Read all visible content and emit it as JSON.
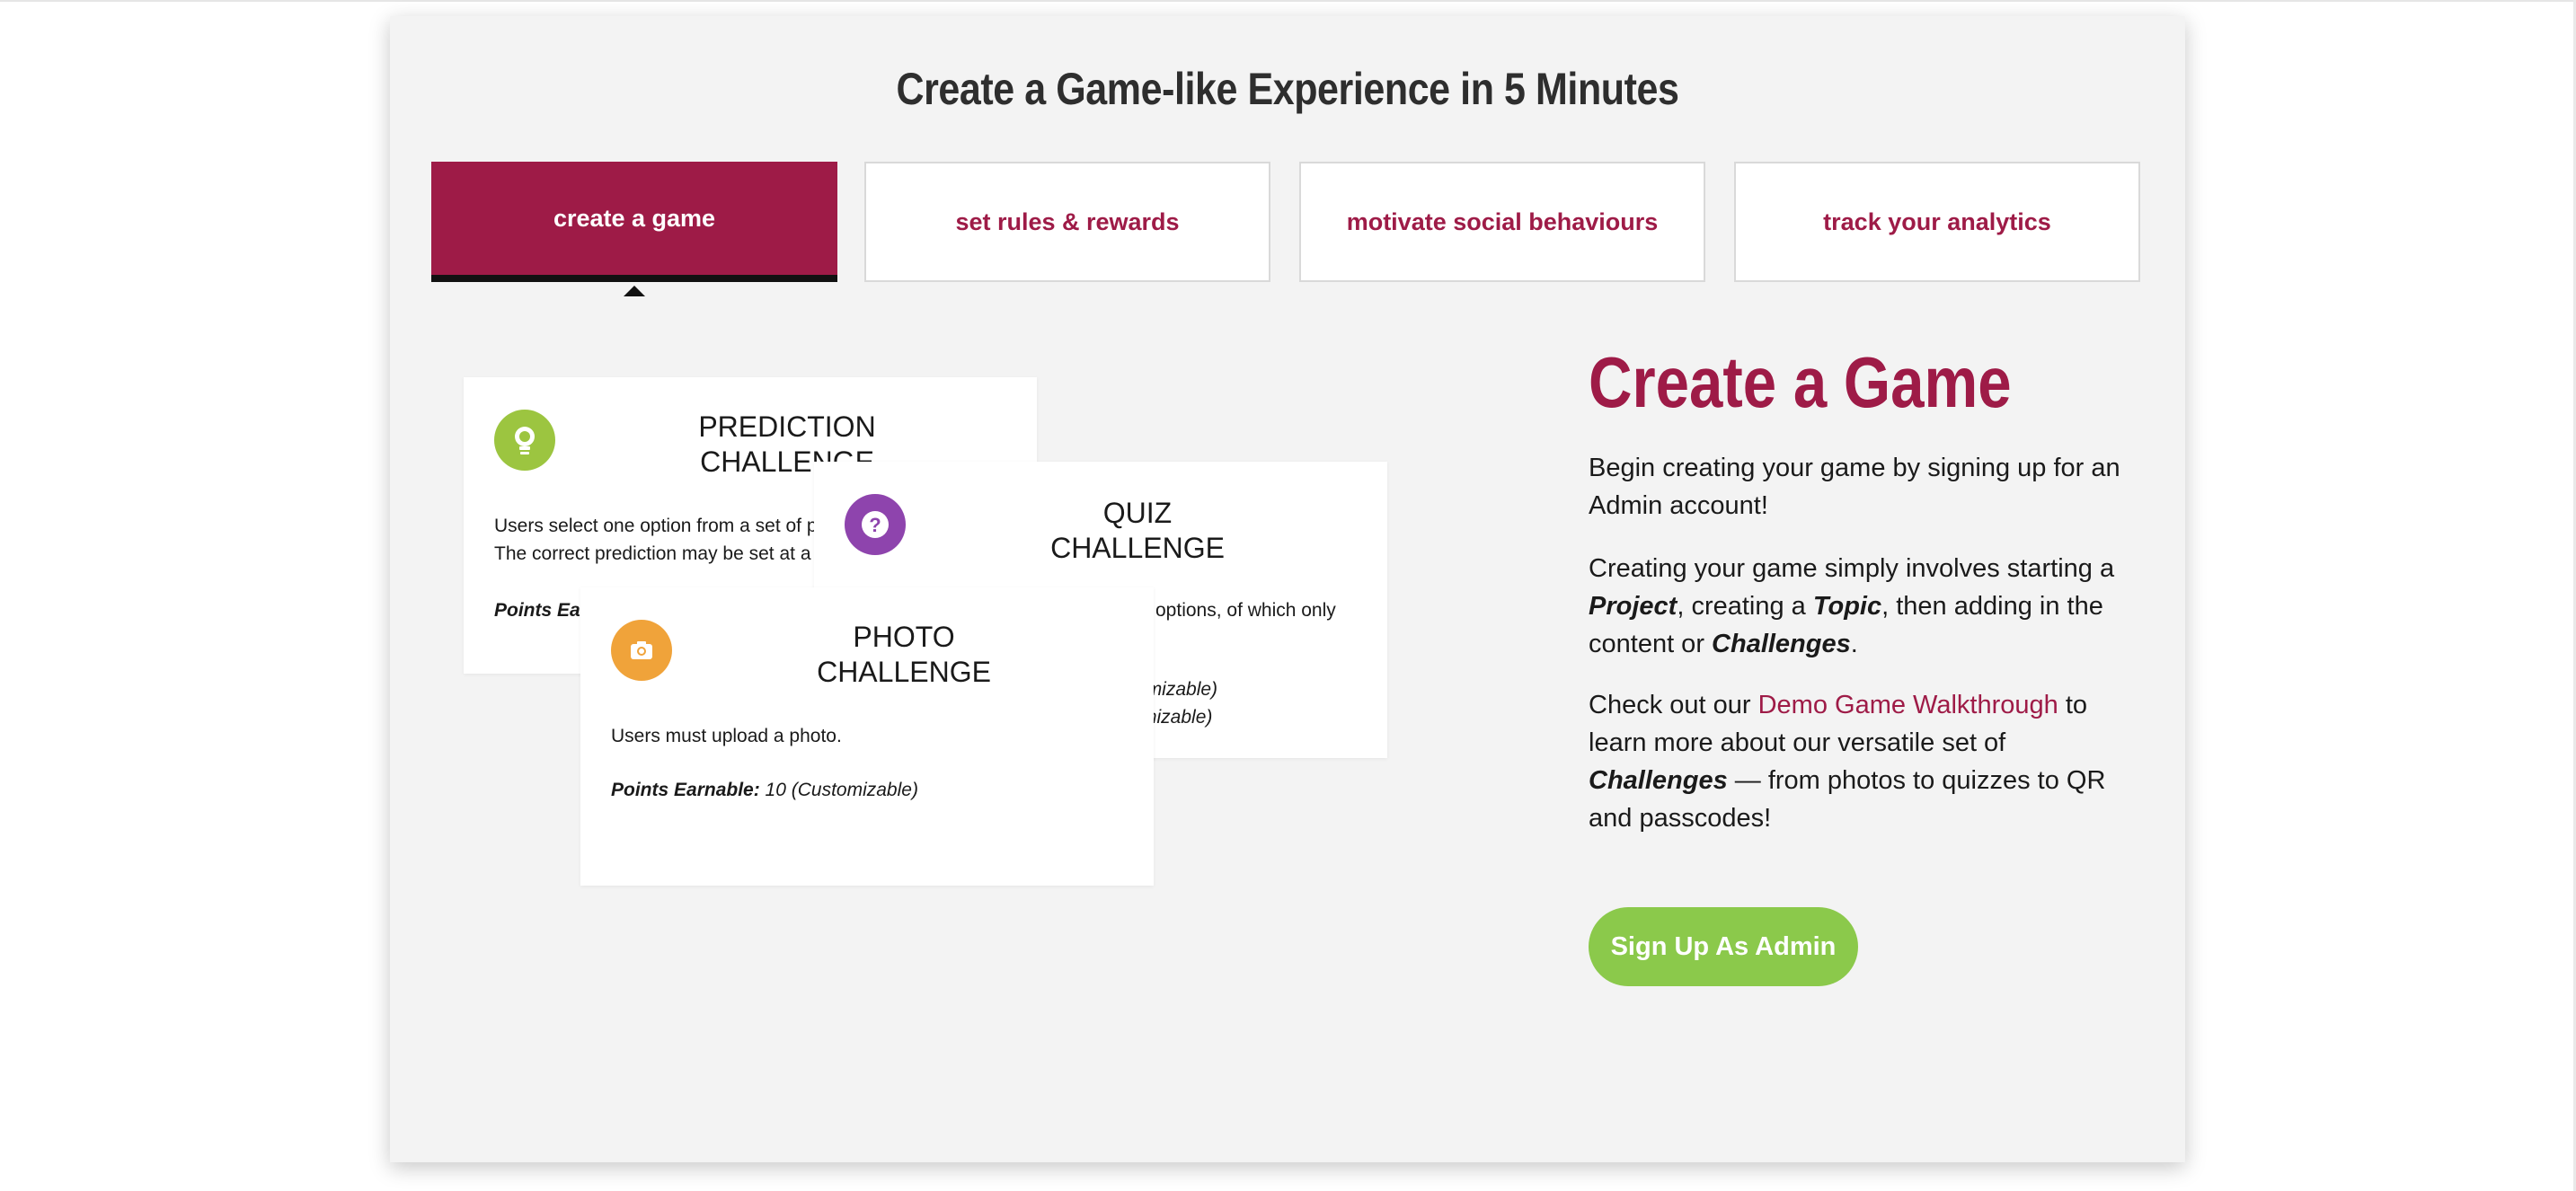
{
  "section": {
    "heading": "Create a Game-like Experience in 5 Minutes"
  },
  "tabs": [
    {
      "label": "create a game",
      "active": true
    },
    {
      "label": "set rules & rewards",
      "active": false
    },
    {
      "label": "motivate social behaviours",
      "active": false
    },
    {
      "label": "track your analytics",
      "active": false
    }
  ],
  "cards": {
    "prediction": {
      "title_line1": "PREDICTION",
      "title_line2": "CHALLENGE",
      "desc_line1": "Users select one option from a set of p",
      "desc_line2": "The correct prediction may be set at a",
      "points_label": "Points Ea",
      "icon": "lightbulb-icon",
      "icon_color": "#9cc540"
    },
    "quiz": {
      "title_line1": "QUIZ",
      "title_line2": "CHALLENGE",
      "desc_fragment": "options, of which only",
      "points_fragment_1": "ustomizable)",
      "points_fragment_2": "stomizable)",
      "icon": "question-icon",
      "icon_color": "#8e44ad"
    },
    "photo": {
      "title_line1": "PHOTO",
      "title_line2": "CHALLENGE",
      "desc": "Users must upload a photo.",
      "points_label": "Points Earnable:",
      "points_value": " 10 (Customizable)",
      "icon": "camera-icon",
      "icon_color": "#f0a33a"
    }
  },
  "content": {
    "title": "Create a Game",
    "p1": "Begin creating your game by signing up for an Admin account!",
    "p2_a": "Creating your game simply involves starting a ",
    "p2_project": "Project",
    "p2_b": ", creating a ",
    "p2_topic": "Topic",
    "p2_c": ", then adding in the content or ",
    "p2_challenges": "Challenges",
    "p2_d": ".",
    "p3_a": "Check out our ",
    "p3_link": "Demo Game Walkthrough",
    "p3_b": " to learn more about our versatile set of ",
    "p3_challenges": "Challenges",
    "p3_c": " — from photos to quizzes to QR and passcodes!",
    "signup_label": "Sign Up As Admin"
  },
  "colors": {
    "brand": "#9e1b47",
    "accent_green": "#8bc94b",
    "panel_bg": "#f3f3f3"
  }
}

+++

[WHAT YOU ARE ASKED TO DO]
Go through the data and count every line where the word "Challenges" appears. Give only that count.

[RESPONSE TO THE TASK]
2